UK NP compared to US NP

  1. Hi, I am a UK nurse, I am cuurently an Advanced Practitioner in training and all being well will have an MSc in Advanced Practice as well as being a non medical prescriber. I am aware that in the US NPs have a separate registration with the BON unlike the UK, although it is hoped the NPs in the UK will soon have a separate registration. Fellow nurses in the UK who are working as ANPs work much the same as a Dr, assessing, diagnosing, prescribing treatment / meds, ordering x-rays / ecgs etc. They report to the Consultant in much the same way as a Dr and in some hospitals are included in the Medical on-call rota.
    Would someone help me understand if this is the way NPs work in the US? The main reason for asking is I am one of the many hoping to come to the US, obviously retrogression is in place so I am looking at a considerable wait, but what I would like to be able to do is optomise my chances of being an NP if I eventually am successful in coming to the US. Thanks for any advice.
  2. Visit LiverpoolJane profile page

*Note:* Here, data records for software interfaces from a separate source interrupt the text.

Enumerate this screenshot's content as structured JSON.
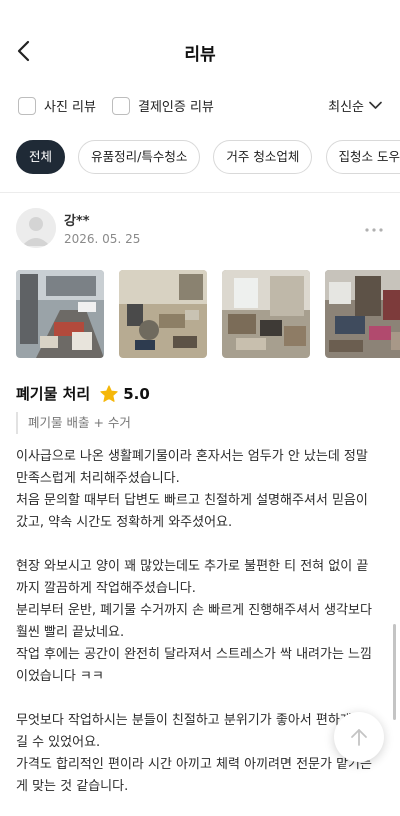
{
  "header": {
    "title": "리뷰"
  },
  "filters": {
    "photo_review": "사진 리뷰",
    "verified_review": "결제인증 리뷰",
    "sort_label": "최신순"
  },
  "categories": [
    {
      "label": "전체",
      "active": true
    },
    {
      "label": "유품정리/특수청소",
      "active": false
    },
    {
      "label": "거주 청소업체",
      "active": false
    },
    {
      "label": "집청소 도우미",
      "active": false
    }
  ],
  "review": {
    "author": "강**",
    "date": "2026. 05. 25",
    "service": "폐기물 처리",
    "rating": "5.0",
    "tag": "폐기물 배출 + 수거",
    "paragraphs": [
      "이사급으로 나온 생활폐기물이라 혼자서는 엄두가 안 났는데 정말 만족스럽게 처리해주셨습니다.",
      "처음 문의할 때부터 답변도 빠르고 친절하게 설명해주셔서 믿음이 갔고, 약속 시간도 정확하게 와주셨어요.",
      "",
      "현장 와보시고 양이 꽤 많았는데도 추가로 불편한 티 전혀 없이 끝까지 깔끔하게 작업해주셨습니다.",
      "분리부터 운반, 폐기물 수거까지 손 빠르게 진행해주셔서 생각보다 훨씬 빨리 끝났네요.",
      "작업 후에는 공간이 완전히 달라져서 스트레스가 싹 내려가는 느낌이었습니다 ㅋㅋ",
      "",
      "무엇보다 작업하시는 분들이 친절하고 분위기가 좋아서 편하게 맡길 수 있었어요.",
      "가격도 합리적인 편이라 시간 아끼고 체력 아끼려면 전문가 맡기는 게 맞는 것 같습니다."
    ]
  },
  "colors": {
    "active_chip": "#1f2a36",
    "star": "#f5b70a",
    "date": "#8a8a8a"
  },
  "icons": [
    "back-arrow-icon",
    "chevron-down-icon",
    "more-icon",
    "star-icon",
    "arrow-up-icon"
  ]
}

    About LiverpoolJane

    Joined: Sep '07; Posts: 344; Likes: 304
    Advanced Nurse Practitioner
    Specialty: 21 year(s) of experience in Dialysis, Nephrology & Cosmetic Surgery


  3. by   tracelane
    Here in the US our scope of practice varies according to the state. I thought it would be fun to work in the UK for awhile and wondered about nurse practitioners in the UK.

    Here's a link to the Pearson report which details the regulations for each state.

  4. by   LiverpoolJane
    Thank you for your response and the link, this clears up a lot of my questions. Being an NP in the UK is quite new compared to the US but it is gaining in momentum and the funding is coming from the local health authorities and hospitals are reimbursed for the study days all NPs in training take. The UK has enforced the Europen working time directive, so Drs are no longer allowed to work for more than 48 hours per week, because of this there has been a drive to upskill nurses to fill the gap left by them. For me it's exciting and a way for me to progress up the career ladder and still stay very much clinical.
    I was worried that if/when I get to the US I won't have my qualification recognised, but from what I have found on NCBON website I may be ok. I may e-mail the hospital sponsoring me and ask their advice.
    Thanks again for your help.